- this and that (overall meaning "different")
- Whims and moods (overall meaning "at will")
- now and then (overall meaning "sometimes")
- old and sick (overall meaning "decrepit")
- in office and dignity (overall meaning "officiating")
- fear and anxiety (overall meaning "fearful")
Tautological or difficult to distinguish from tautologies are:
- Manner (strictly speaking, the nature of a thing is associated with an event)
- unique (strictly speaking, conceptually distinguishable)
- frank and free (apparent tautology, overall meaning "blunt")
- Run and run (tautology)
- Land (tautological legal expression, overall meaning " property ")
- Help and assistance (legal pair formula, tautological as a result)
- never and never (overall meaning "at no time", neither so far nor in the future)
- Place and place (apparent tautology, overall meaning "exact place at the given place" or also "directly on site")
- fully (tautological pleonasm )
English linguistics describes the special case of a fixed formula made up of three linguistic elements as hendiatris ("one through three times"). However, the term is rather uncommon in German, the more general term triplet formula is used here as a rule .
- Wine, women and song
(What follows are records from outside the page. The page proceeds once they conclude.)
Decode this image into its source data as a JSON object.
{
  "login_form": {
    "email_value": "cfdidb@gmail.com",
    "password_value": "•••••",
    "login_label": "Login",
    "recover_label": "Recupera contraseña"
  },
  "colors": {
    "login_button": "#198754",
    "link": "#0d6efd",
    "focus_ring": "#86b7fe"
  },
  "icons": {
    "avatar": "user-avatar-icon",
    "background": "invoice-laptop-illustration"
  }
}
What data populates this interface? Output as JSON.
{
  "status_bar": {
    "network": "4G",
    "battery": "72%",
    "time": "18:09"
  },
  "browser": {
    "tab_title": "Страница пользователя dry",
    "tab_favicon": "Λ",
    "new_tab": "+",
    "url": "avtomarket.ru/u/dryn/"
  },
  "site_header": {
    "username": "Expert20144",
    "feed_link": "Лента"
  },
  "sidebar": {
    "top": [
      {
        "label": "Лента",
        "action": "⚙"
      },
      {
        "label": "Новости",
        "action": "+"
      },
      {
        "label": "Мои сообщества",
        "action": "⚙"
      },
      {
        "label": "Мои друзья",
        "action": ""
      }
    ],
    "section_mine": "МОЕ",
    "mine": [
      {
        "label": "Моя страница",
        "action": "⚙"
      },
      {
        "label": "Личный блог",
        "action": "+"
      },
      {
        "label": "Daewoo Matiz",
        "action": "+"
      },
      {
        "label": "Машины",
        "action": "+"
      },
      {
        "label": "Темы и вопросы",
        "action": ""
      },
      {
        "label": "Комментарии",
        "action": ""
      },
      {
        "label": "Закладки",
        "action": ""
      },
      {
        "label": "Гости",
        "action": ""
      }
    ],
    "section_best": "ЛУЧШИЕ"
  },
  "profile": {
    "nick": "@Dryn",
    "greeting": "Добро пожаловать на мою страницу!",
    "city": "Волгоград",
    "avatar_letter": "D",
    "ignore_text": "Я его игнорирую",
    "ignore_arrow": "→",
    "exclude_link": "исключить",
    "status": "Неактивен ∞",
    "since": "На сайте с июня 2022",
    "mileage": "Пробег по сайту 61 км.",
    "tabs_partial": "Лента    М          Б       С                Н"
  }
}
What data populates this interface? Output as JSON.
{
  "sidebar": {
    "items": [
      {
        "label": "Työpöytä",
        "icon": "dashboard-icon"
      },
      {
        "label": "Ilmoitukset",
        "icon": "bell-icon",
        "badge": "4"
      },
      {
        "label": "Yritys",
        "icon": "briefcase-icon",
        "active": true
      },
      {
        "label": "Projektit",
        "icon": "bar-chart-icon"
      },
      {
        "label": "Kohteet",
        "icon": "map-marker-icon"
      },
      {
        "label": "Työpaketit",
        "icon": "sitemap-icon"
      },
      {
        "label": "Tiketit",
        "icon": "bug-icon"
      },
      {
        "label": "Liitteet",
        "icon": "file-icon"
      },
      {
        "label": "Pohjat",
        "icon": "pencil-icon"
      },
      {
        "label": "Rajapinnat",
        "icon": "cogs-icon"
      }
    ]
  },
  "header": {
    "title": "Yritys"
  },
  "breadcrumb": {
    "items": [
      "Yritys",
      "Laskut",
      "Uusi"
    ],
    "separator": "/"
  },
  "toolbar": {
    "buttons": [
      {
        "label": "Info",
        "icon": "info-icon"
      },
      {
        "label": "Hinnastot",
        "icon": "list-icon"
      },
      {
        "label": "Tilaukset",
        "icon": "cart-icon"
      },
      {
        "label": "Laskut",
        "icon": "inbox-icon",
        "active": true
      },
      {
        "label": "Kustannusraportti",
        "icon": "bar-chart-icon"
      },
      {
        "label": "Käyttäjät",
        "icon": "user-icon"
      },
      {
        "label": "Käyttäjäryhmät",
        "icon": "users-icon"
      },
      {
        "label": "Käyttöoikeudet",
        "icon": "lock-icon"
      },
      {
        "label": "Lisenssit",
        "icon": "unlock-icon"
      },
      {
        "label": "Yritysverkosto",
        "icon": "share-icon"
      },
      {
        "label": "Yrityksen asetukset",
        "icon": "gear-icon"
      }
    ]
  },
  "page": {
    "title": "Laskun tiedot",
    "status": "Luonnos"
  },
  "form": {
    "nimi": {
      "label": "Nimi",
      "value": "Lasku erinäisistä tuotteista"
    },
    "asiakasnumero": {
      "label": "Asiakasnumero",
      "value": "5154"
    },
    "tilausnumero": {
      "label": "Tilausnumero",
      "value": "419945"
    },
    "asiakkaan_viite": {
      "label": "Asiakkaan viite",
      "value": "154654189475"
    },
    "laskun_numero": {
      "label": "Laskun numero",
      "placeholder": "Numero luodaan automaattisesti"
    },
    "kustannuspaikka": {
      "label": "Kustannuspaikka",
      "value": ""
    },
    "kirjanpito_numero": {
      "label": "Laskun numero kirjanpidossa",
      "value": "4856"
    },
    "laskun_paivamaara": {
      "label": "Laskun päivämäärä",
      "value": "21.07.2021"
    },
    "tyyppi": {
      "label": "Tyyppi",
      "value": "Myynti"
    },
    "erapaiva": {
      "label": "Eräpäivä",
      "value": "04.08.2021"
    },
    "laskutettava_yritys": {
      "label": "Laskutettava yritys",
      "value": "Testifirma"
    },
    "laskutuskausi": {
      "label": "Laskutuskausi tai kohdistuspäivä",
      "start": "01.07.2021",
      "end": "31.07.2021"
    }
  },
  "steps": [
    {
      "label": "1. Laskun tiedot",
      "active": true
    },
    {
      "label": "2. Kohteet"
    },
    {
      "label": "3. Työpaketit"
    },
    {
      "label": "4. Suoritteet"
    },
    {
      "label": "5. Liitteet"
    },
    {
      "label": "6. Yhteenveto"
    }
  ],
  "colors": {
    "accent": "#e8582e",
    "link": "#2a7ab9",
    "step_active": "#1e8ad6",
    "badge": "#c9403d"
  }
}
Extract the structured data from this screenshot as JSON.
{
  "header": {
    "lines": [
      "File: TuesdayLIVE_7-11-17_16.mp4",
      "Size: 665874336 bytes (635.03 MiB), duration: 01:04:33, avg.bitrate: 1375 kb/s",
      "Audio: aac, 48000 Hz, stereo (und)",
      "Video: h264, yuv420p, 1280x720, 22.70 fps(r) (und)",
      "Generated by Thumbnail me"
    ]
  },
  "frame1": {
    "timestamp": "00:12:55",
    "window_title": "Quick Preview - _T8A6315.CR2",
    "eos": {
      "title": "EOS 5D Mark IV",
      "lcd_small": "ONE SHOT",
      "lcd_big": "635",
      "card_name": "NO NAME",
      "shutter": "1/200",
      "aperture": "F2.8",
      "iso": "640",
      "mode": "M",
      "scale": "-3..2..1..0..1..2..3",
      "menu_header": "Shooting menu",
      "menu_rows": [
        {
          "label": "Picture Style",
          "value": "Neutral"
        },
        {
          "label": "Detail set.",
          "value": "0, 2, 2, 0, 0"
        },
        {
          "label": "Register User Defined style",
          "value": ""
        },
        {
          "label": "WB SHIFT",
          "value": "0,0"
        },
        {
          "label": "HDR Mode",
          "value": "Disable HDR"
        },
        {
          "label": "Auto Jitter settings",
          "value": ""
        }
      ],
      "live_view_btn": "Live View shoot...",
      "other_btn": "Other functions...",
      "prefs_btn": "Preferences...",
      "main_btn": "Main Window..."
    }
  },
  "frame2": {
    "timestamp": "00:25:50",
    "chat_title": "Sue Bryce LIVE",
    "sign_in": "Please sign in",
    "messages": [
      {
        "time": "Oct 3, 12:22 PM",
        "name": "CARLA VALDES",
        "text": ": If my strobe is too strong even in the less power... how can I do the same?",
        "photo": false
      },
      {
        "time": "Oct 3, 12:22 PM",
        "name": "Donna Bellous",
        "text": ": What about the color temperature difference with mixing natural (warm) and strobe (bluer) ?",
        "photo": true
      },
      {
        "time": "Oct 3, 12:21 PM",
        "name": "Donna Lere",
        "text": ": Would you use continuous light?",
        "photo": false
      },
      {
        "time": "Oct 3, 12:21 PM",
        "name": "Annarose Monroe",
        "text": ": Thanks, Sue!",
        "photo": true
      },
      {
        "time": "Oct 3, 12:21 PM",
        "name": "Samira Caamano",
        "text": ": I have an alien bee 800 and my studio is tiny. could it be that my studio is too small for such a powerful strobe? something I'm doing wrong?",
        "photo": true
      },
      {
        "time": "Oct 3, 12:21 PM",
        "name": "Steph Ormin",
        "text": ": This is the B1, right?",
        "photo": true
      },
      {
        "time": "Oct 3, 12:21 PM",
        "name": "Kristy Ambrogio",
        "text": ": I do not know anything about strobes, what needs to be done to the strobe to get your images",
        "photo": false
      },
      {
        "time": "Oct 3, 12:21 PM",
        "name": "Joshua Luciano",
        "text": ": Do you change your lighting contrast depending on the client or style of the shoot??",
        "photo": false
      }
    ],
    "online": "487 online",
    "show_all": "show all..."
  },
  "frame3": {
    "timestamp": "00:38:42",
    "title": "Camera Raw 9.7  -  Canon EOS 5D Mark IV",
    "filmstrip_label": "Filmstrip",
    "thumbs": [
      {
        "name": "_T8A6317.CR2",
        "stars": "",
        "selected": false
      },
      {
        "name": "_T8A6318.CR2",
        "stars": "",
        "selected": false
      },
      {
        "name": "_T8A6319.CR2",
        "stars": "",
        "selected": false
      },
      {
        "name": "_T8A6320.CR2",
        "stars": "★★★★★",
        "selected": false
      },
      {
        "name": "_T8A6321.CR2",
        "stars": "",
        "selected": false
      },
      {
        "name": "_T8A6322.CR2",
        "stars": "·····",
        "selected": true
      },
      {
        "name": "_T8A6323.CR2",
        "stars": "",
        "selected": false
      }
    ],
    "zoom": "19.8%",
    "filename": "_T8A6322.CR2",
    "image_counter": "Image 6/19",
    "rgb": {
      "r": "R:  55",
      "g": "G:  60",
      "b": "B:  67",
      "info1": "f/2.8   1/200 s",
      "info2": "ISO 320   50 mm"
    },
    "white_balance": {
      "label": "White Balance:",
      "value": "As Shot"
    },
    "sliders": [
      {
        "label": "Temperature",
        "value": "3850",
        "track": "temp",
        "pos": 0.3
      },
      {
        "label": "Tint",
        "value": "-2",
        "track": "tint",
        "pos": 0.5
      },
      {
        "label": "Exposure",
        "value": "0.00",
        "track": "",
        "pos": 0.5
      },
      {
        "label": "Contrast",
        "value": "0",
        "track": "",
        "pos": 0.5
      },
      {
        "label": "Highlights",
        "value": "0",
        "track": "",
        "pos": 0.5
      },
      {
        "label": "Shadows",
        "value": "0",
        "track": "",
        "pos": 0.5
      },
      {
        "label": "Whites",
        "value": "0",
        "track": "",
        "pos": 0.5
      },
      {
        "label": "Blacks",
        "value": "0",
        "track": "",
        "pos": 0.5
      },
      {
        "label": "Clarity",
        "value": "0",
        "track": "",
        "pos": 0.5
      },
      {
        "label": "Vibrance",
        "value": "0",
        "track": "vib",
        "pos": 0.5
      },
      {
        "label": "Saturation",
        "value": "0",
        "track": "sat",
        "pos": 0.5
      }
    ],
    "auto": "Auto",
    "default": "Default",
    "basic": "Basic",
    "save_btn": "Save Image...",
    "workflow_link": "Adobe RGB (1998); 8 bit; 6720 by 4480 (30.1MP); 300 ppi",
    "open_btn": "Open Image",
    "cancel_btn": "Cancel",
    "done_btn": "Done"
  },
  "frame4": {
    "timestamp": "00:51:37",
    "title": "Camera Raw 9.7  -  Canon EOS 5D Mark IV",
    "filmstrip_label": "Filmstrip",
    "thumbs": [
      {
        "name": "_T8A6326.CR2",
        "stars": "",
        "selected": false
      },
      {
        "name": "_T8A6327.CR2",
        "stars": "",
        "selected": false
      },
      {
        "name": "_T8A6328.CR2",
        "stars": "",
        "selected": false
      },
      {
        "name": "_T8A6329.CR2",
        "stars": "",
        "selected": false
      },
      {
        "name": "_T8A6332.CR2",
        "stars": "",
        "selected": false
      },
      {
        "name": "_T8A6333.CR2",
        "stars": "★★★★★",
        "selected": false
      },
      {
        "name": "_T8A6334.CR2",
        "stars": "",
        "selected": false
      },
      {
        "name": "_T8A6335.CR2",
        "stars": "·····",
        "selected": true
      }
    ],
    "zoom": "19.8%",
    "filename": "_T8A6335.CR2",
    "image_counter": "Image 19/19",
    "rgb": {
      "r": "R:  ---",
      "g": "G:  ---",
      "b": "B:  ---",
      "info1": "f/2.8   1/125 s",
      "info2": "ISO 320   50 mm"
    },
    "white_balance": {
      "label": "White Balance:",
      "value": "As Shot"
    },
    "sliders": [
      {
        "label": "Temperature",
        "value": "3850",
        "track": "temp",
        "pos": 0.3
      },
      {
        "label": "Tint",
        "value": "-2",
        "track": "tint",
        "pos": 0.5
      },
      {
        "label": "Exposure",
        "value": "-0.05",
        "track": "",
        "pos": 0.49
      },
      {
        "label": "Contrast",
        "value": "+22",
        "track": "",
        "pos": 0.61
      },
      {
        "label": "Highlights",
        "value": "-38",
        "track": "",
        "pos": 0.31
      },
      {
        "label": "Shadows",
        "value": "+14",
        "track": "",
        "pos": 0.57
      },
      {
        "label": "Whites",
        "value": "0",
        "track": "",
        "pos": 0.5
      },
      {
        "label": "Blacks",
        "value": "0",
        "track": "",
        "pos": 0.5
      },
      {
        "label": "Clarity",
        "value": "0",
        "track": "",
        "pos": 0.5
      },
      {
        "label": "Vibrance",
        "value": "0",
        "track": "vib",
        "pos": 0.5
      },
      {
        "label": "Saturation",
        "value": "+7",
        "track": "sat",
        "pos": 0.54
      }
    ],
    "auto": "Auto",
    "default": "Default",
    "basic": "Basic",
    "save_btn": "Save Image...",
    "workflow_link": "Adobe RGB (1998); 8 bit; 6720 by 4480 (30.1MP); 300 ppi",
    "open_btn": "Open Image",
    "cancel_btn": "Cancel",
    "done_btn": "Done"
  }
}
- secretly, quietly and quietly
- Jubilation, excitement, serenity
- Bankruptcies, bad luck and mishaps
- Peace, joy and pancakes
- Nepper, tugboat, farmer catcher
The special case of a fixed formula made up of four linguistic elements is referred to in Romance linguistics as hendiatetris [ˌhɛnˌdia'tɛˌtris] or hendiatetrakis [ˌhɛnˌdiaˌtɛ'traˌkis] ( Greek ἓν διὰ τετράκις hen dia tetrákis "one through four times"). This expression is also uncommon in German, especially since there are hardly any examples of it in everyday German. A common example of a hendiatetrical quadruple formula would be “fresh, pious, happy, free” (with the overall meaning “at ease”).
- Rhetorical figures on faql.de
- Explanation Hendiadyoin on fremdwort.de
- ↑ Hadumod Bußmann (Ed.): Lexicon of Linguistics. 3rd updated and expanded edition. Kröner, Stuttgart 2002, ISBN 3-520-45203-0 , p. 275.
- ↑ Marc Girard refers to the term "hendiatetris" in connection with the grouping acclamer, éclater, crier, jouer . In: Les Psaumes redécouverts: de la structure au sense . Bellarmin 1997, Vol. 1, p. 768.